# Assigned task
Go over the entries below line by line, copying each one that contains the word "register".

(Website and app data records)
▽

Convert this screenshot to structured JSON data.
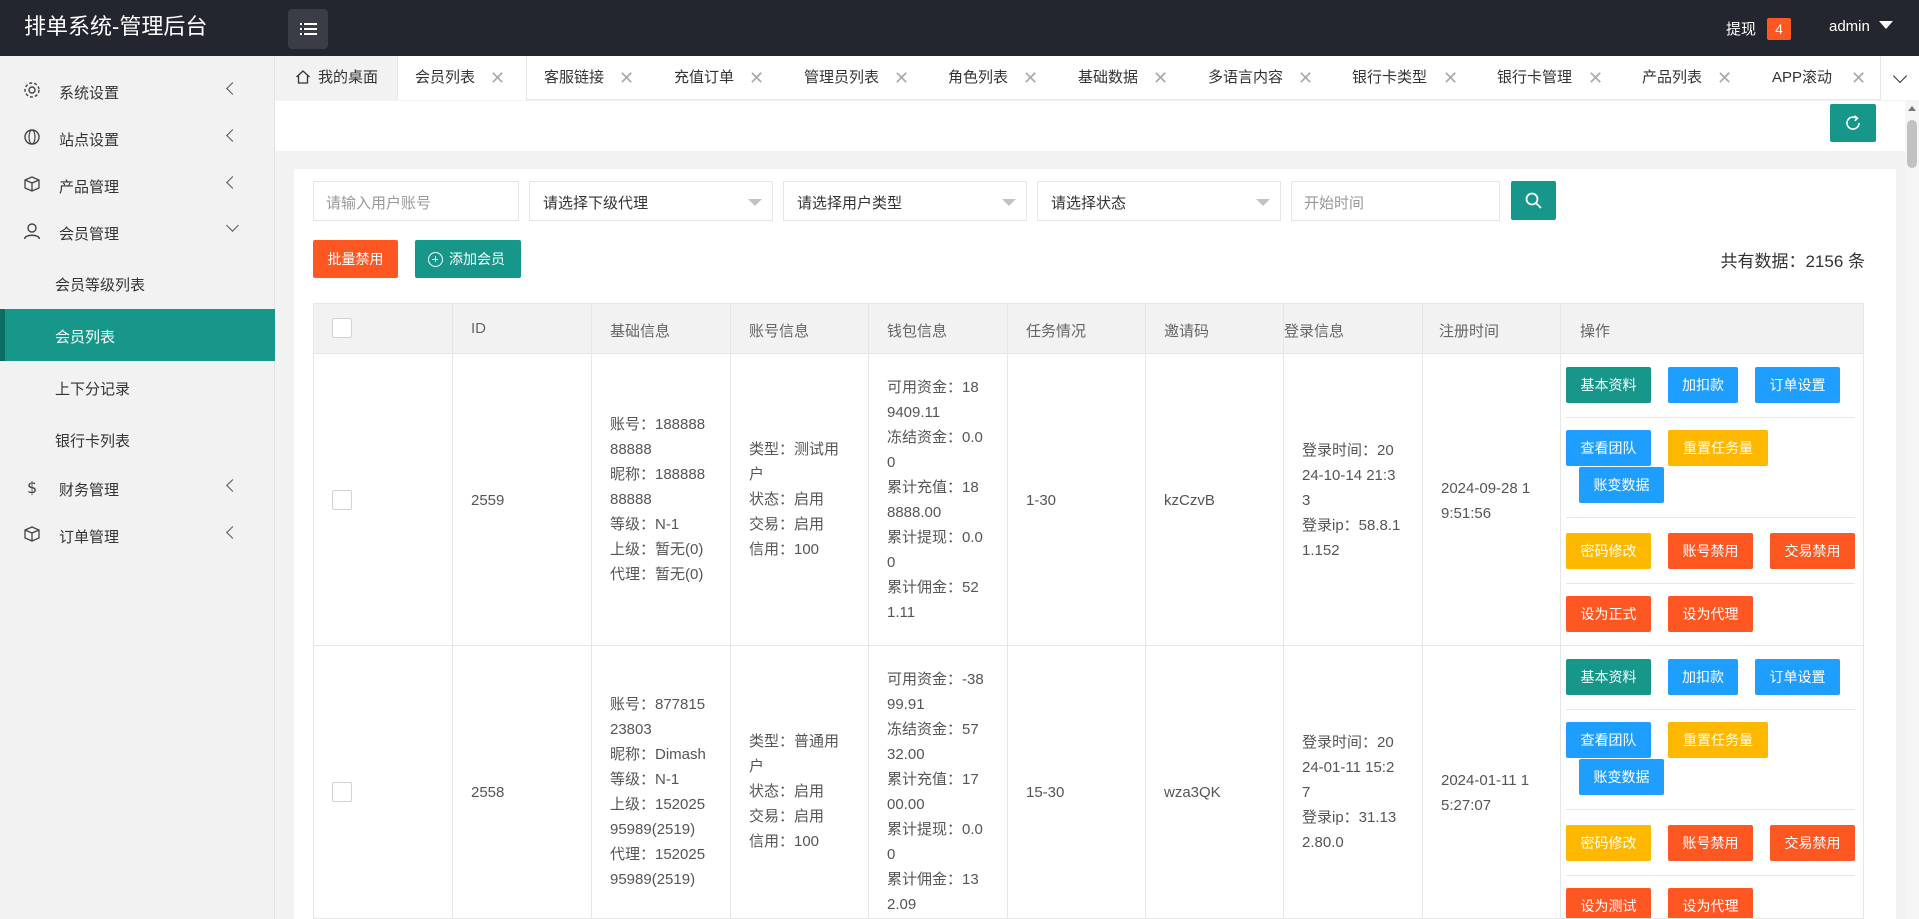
{
  "header": {
    "title": "排单系统-管理后台",
    "withdraw_label": "提现",
    "withdraw_count": "4",
    "user_name": "admin"
  },
  "sidebar": {
    "items": [
      {
        "label": "系统设置",
        "icon": "gear-icon"
      },
      {
        "label": "站点设置",
        "icon": "globe-icon"
      },
      {
        "label": "产品管理",
        "icon": "box-icon"
      },
      {
        "label": "会员管理",
        "icon": "user-icon"
      },
      {
        "label": "财务管理",
        "icon": "dollar-icon"
      },
      {
        "label": "订单管理",
        "icon": "box-icon"
      }
    ],
    "sub_items": [
      {
        "label": "会员等级列表"
      },
      {
        "label": "会员列表"
      },
      {
        "label": "上下分记录"
      },
      {
        "label": "银行卡列表"
      }
    ],
    "active_color": "#17978a"
  },
  "tabs": [
    {
      "label": "我的桌面"
    },
    {
      "label": "会员列表"
    },
    {
      "label": "客服链接"
    },
    {
      "label": "充值订单"
    },
    {
      "label": "管理员列表"
    },
    {
      "label": "角色列表"
    },
    {
      "label": "基础数据"
    },
    {
      "label": "多语言内容"
    },
    {
      "label": "银行卡类型"
    },
    {
      "label": "银行卡管理"
    },
    {
      "label": "产品列表"
    },
    {
      "label": "APP滚动"
    }
  ],
  "filters": {
    "account_placeholder": "请输入用户账号",
    "agent_select": "请选择下级代理",
    "user_type_select": "请选择用户类型",
    "status_select": "请选择状态",
    "start_time_placeholder": "开始时间"
  },
  "actions": {
    "batch_disable": "批量禁用",
    "add_member": "添加会员",
    "total_text": "共有数据：2156 条"
  },
  "table": {
    "columns": [
      "ID",
      "基础信息",
      "账号信息",
      "钱包信息",
      "任务情况",
      "邀请码",
      "登录信息",
      "注册时间",
      "操作"
    ],
    "rows": [
      {
        "id": "2559",
        "basic": "账号：188888\n88888\n昵称：188888\n88888\n等级：N-1\n上级：暂无(0)\n代理：暂无(0)",
        "account": "类型：测试用\n户\n状态：启用\n交易：启用\n信用：100",
        "wallet": "可用资金：18\n9409.11\n冻结资金：0.0\n0\n累计充值：18\n8888.00\n累计提现：0.0\n0\n累计佣金：52\n1.11",
        "task": "1-30",
        "invite": "kzCzvB",
        "login": "登录时间：20\n24-10-14 21:3\n3\n登录ip：58.8.1\n1.152",
        "register": "2024-09-28 1\n9:51:56",
        "ops": [
          "基本资料",
          "加扣款",
          "订单设置",
          "查看团队",
          "重置任务量",
          "账变数据",
          "密码修改",
          "账号禁用",
          "交易禁用",
          "设为正式",
          "设为代理"
        ]
      },
      {
        "id": "2558",
        "basic": "账号：877815\n23803\n昵称：Dimash\n等级：N-1\n上级：152025\n95989(2519)\n代理：152025\n95989(2519)",
        "account": "类型：普通用\n户\n状态：启用\n交易：启用\n信用：100",
        "wallet": "可用资金：-38\n99.91\n冻结资金：57\n32.00\n累计充值：17\n00.00\n累计提现：0.0\n0\n累计佣金：13\n2.09",
        "task": "15-30",
        "invite": "wza3QK",
        "login": "登录时间：20\n24-01-11 15:2\n7\n登录ip：31.13\n2.80.0",
        "register": "2024-01-11 1\n5:27:07",
        "ops": [
          "基本资料",
          "加扣款",
          "订单设置",
          "查看团队",
          "重置任务量",
          "账变数据",
          "密码修改",
          "账号禁用",
          "交易禁用",
          "设为测试",
          "设为代理"
        ]
      }
    ]
  },
  "colors": {
    "teal": "#17978a",
    "blue": "#1e9fff",
    "orange": "#ffb800",
    "red": "#ff5722",
    "header_bg": "#23262e"
  }
}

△

# Exercise solution
        "register": "2024-09-28 1\n9:51:56",
        "register": "2024-01-11 1\n5:27:07",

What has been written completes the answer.